Selections from 2022: Tracing Satellite Tracks in Survey Images

Editor’s Note: In these last two weeks of 2022, we’ll be looking at a few selections that we haven’t yet discussed on AAS Nova from among the most-downloaded articles published in AAS journals this year. The usual posting schedule will resume in January.

Impact of the SpaceX Starlink Satellites on the Zwicky Transient Facility Survey Observations

number of images containing satellite tracks and the cumulative number of satellites over time

Number of Zwicky Transient Facility images containing Starlink satellite tracks (blue bars) and the cumulative number of satellites (red line) as a function of time. [Mróz et al. 2022]

Published January 2022

Main takeaway:

Przemek Mróz (University of Warsaw, Poland) and collaborators counted how many images from the Zwicky Transient Facility, which operates a telescope that scans the entire northern sky every two days, contain streaks from Starlink satellites passing through the field of view. The percentage of satellite-streaked images increased by a factor of nearly 36 in less than two years, highlighting the growing presence of satellite constellations and their potential impact on ground-based astronomy.

Why it’s interesting:

The number of Earth-orbiting satellites has increased dramatically in the past few decades and is expected to continue increasing. Though each satellite track obscures a small fraction of a telescope’s field of view — Mróz’s team calculated that a single track covers just 0.04% of the Zwicky Transient Facility’s detector — the chances of a passing satellite marring an astronomical image will increase as the number of satellites skyrockets.

Prospects for future satellites, and what this means for observations going forward:

Much of the recent growth in the satellite population has been driven by the addition of thousands of SpaceX Starlink satellites, which aim to provide internet access for remote or rural areas; as of this writing, there are more than 3,300 Starlink satellites in orbit. This is a small fraction of the nearly 20,000 Starlink satellites that have already been approved, with further additions to the Starlink family already planned. Mróz and collaborators found that Starlink satellites have yet to dramatically affect observations by the Zwicky Transient Facility, partially due to image processing techniques that remove the satellite trails, but other observatories may suffer more negative impacts due to the specifics of their detectors. Though efforts to dull the shine of Starlink satellites have dimmed the satellites by a factor of 4.6, they are still brighter than was recommended in the first Satellite Constellations workshop report.

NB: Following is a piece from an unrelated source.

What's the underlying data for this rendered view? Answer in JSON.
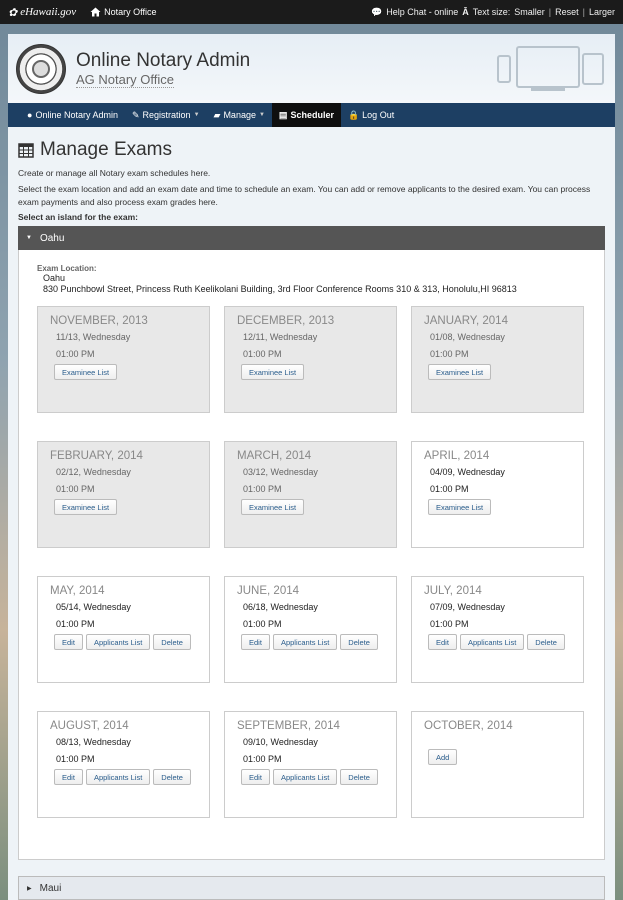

Przemek Mróz et al 2022 ApJL 924 L30. doi:10.3847/2041-8213/ac470a